    The Canada lynx is a close evolutionary relative of the bobcat, another small wild cat species native to North America. The bobcat generally lives in more southerly latitudes of Canada, the United States, and Mexico and is suited to a wider variety of habitats.

    Canada lynx are valued for their furs, and in many parts of Canada (and Alaska in the United States) a legal commercial harvest exists. In some states in Canada and the contiguous United States, trapping of lynx is prohibited due to small population numbers.

    The lynx is a solitary species and, like many species of cats in the wild, it has a defined geographic territory. Male lynx do not take on parental care of young in any known way, although a female lynx with young offspring has been observed to hunt cooperatively with its young, presumably as a teaching technique.

    Scientists who study the Canada lynx, snowshoe hare, and the ecosystem dynamics of their habitat are watching closely as climate change affects factors such as snowfall amounts and forest fire frequency and severity. These types of phenomena may put stressors on the two species, and reduce their ideal habitats.

    1. What is the relationship between the population numbers of snowshoe hare and the Canada lynx?

      Snowshoe hare populations follow a natural cycle of increase and decrease. The hares give birth of up to four litters of young each year, with litters sometimes including more than five young. These young hares mature within one year. As the population numbers increase year to year, the habitat reaches a point where there are not enough plant-based food sources for all of the hares.

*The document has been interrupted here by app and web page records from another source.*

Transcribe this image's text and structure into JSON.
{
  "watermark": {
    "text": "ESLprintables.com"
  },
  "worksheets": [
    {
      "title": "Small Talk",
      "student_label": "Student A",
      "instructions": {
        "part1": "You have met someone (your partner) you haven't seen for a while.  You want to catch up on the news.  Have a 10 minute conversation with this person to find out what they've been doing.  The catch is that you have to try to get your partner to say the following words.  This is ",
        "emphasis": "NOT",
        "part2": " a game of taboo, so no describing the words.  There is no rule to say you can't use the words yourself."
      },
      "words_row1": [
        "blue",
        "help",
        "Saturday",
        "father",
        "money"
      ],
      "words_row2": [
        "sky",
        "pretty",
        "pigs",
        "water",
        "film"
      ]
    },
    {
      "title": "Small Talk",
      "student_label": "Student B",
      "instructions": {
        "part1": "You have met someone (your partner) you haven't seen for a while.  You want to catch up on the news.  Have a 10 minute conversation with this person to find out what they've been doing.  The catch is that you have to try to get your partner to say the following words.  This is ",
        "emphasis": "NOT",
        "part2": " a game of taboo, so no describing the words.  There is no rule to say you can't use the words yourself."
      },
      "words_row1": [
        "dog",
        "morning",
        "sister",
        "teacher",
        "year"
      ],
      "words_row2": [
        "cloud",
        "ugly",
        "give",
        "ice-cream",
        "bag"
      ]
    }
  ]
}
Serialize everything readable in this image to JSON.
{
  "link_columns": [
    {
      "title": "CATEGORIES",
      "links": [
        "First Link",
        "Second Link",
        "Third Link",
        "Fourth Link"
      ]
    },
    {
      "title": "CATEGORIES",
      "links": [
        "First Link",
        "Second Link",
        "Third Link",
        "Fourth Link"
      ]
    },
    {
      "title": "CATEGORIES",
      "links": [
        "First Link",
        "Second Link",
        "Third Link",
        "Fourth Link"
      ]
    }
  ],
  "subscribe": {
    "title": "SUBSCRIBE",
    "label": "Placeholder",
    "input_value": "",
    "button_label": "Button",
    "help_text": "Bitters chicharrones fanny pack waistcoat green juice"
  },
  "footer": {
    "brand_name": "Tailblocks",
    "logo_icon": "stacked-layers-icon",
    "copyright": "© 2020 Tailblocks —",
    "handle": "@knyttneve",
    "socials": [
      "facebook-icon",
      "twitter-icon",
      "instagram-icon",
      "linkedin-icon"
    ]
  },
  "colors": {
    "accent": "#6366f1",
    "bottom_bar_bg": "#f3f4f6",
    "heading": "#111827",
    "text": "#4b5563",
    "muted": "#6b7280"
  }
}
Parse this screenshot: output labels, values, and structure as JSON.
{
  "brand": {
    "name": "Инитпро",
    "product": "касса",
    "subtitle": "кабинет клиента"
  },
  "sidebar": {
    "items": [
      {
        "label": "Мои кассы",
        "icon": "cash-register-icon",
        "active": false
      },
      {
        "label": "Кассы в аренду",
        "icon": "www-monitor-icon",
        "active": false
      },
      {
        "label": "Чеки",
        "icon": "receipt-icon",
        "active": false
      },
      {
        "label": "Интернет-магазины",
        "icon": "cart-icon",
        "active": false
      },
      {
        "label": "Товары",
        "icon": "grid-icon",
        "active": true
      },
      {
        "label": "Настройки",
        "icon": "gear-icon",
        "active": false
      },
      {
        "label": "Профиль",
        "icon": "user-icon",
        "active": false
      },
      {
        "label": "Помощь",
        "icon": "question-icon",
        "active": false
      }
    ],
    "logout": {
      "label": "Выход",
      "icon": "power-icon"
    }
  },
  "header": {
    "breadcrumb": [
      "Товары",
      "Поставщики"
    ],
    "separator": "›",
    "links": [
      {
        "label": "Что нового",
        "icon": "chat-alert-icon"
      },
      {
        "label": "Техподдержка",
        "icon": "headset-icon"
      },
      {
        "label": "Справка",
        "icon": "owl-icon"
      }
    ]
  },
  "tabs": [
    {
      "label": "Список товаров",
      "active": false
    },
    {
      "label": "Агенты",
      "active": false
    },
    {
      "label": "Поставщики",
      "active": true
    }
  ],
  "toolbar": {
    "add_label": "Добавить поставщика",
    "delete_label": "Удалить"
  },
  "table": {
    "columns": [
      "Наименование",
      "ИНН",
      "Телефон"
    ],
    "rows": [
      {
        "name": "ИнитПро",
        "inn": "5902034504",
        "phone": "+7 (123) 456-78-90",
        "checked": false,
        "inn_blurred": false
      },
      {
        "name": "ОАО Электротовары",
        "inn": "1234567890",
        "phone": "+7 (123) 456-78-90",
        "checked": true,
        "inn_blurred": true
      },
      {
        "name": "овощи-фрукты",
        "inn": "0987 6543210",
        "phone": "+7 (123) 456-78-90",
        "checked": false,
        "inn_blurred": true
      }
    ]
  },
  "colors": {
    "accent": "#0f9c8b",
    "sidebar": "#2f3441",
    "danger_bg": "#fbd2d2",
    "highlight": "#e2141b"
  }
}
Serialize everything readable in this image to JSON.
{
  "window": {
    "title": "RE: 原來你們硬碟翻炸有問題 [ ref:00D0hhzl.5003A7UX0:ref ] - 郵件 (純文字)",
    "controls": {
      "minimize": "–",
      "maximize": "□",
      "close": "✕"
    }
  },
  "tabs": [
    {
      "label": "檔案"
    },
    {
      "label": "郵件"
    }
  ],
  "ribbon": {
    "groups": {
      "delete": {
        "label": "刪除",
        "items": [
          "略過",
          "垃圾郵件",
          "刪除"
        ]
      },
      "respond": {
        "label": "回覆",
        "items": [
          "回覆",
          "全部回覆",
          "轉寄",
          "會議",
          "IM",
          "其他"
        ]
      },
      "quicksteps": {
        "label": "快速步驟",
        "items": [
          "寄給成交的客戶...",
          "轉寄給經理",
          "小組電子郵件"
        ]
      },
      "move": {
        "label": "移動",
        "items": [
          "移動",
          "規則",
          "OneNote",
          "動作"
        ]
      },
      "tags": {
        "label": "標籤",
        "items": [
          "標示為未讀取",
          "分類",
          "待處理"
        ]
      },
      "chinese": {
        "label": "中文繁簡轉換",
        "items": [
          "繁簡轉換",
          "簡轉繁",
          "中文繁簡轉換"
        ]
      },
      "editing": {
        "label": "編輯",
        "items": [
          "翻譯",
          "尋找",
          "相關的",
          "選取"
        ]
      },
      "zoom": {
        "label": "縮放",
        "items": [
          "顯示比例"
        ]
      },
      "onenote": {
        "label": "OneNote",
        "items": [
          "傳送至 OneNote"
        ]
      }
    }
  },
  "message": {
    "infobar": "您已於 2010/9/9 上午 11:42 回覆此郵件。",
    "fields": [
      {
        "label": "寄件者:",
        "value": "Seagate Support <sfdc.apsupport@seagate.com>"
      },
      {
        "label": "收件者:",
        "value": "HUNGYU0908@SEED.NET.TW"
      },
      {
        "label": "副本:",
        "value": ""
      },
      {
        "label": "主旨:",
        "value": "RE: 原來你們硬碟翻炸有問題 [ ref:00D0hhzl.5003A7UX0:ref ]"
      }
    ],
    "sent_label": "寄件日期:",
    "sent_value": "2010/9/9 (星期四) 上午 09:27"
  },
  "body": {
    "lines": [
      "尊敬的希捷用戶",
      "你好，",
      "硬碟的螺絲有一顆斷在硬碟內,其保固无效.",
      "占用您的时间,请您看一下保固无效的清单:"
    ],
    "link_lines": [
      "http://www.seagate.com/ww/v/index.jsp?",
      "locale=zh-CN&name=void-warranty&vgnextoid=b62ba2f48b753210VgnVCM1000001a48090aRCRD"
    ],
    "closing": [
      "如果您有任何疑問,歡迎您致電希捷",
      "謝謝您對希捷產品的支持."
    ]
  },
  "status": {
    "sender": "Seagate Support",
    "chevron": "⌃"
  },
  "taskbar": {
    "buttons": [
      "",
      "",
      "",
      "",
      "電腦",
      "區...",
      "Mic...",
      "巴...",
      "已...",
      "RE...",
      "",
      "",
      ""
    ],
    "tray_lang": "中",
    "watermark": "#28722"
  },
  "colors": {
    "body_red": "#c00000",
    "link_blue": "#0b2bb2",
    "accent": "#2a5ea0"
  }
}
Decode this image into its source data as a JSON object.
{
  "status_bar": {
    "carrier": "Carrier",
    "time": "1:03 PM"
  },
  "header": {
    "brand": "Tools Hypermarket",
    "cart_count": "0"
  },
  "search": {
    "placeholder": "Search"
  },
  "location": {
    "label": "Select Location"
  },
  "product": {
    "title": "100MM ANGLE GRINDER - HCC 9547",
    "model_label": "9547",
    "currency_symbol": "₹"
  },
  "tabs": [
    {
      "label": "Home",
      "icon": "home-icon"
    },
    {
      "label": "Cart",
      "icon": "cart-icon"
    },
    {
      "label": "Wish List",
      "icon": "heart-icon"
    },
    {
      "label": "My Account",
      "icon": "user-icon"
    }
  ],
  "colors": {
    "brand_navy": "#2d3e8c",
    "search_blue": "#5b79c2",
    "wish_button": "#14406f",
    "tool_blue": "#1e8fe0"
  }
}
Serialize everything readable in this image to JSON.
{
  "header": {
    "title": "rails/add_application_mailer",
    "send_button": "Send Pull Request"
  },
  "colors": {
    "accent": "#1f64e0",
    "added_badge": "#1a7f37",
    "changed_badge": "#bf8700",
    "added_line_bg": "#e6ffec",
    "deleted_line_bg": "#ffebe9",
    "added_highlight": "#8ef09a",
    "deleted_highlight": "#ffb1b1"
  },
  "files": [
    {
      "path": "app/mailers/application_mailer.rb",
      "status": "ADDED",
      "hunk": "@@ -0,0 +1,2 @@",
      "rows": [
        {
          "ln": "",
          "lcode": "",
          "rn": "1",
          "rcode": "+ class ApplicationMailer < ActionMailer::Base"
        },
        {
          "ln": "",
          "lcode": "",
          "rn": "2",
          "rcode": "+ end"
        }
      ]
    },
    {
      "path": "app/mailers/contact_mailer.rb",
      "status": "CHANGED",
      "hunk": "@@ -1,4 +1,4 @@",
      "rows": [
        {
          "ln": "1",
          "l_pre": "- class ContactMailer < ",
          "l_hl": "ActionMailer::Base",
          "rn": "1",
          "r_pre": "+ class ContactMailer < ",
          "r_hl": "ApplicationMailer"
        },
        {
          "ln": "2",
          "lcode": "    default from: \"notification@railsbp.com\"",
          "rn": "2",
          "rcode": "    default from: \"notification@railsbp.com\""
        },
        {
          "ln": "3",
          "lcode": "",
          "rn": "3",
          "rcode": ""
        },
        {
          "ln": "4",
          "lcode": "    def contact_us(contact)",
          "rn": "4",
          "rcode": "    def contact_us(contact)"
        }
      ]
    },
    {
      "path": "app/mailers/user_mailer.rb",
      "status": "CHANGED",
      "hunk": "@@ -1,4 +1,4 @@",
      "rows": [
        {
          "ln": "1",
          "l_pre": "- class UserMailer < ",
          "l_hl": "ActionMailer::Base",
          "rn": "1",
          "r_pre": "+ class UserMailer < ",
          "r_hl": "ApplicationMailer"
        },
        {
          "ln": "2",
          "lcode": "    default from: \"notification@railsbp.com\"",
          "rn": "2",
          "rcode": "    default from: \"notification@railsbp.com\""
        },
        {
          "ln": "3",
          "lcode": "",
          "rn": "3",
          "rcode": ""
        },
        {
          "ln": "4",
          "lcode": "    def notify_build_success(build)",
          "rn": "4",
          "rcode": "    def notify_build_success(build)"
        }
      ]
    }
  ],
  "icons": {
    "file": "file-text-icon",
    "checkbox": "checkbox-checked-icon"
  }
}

      As their population’s increase, so too do numbers of Canada lynx. The lynx prey on the hares; as the habitat runs out of capacity to support the increasing number of hares, the animals near starvation, making them even easier prey for the lynx. With the increase in food availability, lynx numbers rise.

      The population numbers of the hares in this cyclical system will start to crash. With a lag time of about two years, the number of lynx will start to go down as well. Without outside disturbance that causes habitat loss or degradation, this cycle will repeat itself on average every 10 years.

    2. What are the other three species within the same genus—or the biological classification grouping—of the Canada lynx, and where on Earth are they found?

      The bobcat, Eurasian lynx, and Iberian lynx are the other three species in the genus known as Lynx. They share many characteristics such as a short tail and tufts of hair on the top of their ears. The bobcat has a wide range that expands across the United States, Mexico, and Canada. The Eurasian lynx is found in many parts of northern and central Europe and Asia, including the Tibetan plateau. The Iberian lynx was once found throughout much of the Iberian Peninsula, but now it is only found in very limited areas in Spain and Portugal.

    3. Are Canadian lynx killed legally for their furs?

      Yes. Trappers have been legally harvesting Canada lynx for their fur for more than two centuries. This still goes on today legally in the northern part of its range, although it is tightly managed by the government in Canada and the United States.

  • Term Part of Speech Definition Encyclopedic Entry
    commercial Adjective

    having to do with the buying and selling of goods and services.

    cooperative Adjective

    able to work with other individuals toward a common goal.

    ecosystem dynamics Plural Noun

    mechanisms of a community and interactions of living and nonliving things in an area.

    frequency Noun

    rate of occurrence, or the number of things happening in a specific area over specific time period.

    habitat Noun

    environment where an organism lives throughout the year or for shorter periods of time.

    Encyclopedic Entry: habitat
    phenomena Plural Noun

    (singular: phenomenon) any observable occurrence or feature.

    population dynamics Plural Noun

    branch of life science that studies patterns in the size and age of specific populations.

    severity Noun

    harshness or intensity.

    solitary Adjective

    alone or preferring to be alone.

    territory Noun

    land an animal, human, or government protects from intruders.